How to use React.useRef hook

According to the React docs:

useRef is a React Hook that lets you reference a value that’s not needed for rendering.

Here are two examples where useRef should be used:

  • Referencing a value with a ref

  • Manipulating the DOM with a ref

Referencing a value with a ref

The most common example of referencing a value would be either setTimeout or setInterval.

setInterval is a global javascript function that will call a callback function at a defined interval. When you initialise the interval function, it will continue running until you call clearInterval.

const intervalId = setInterval(callback, 1000);

To clear the interval, you will need to use the returned intervalId.


In a React component, you will need to retain intervalId between renders. By using useRef, the component can store the intervalId until it clears the interval.

Manipulating the DOM with a ref

It is bad practice to directly manipulate the DOM in React. It can cause performance issues and unexpected side effects. However, you may need to use a library that needs to access the DOM.

As an example, let's say you decide to use the library AnimeJs to add javascript animations to your application. However, AnimeJs is a vanilla javascript library, so we will need to find a way to integrate it into the React application.

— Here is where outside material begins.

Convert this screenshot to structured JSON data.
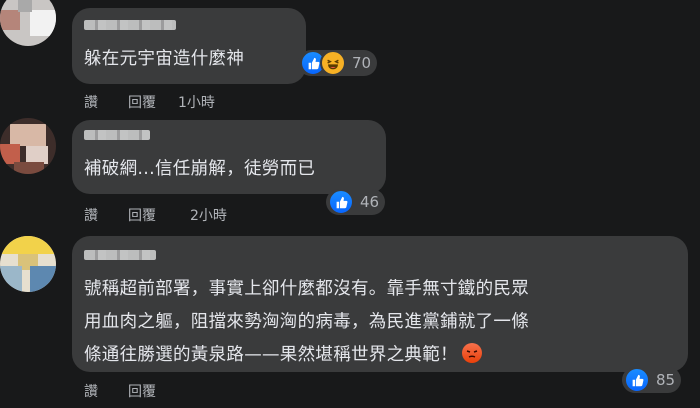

The documentation provides the following basic example of an animation.

  targets: '.css-selector-demo .el',
  translateX: 250

To integrate this code with React, we can very easily replace the targets with useRef. First, initialise useRef within the component.

const element = React.useRef(null);

Next, pass element into the relevant element.

<div ref={element}></div>

Finally, update the animation call to reference element.current. The current property holds a reference to a value that persists across re-renders of the component.

  targets: element.current,
  translateX: 250

Below is a working example with AnimeJs.


Hopefully, you should now have a good understanding of when and how you should use the useRef hook.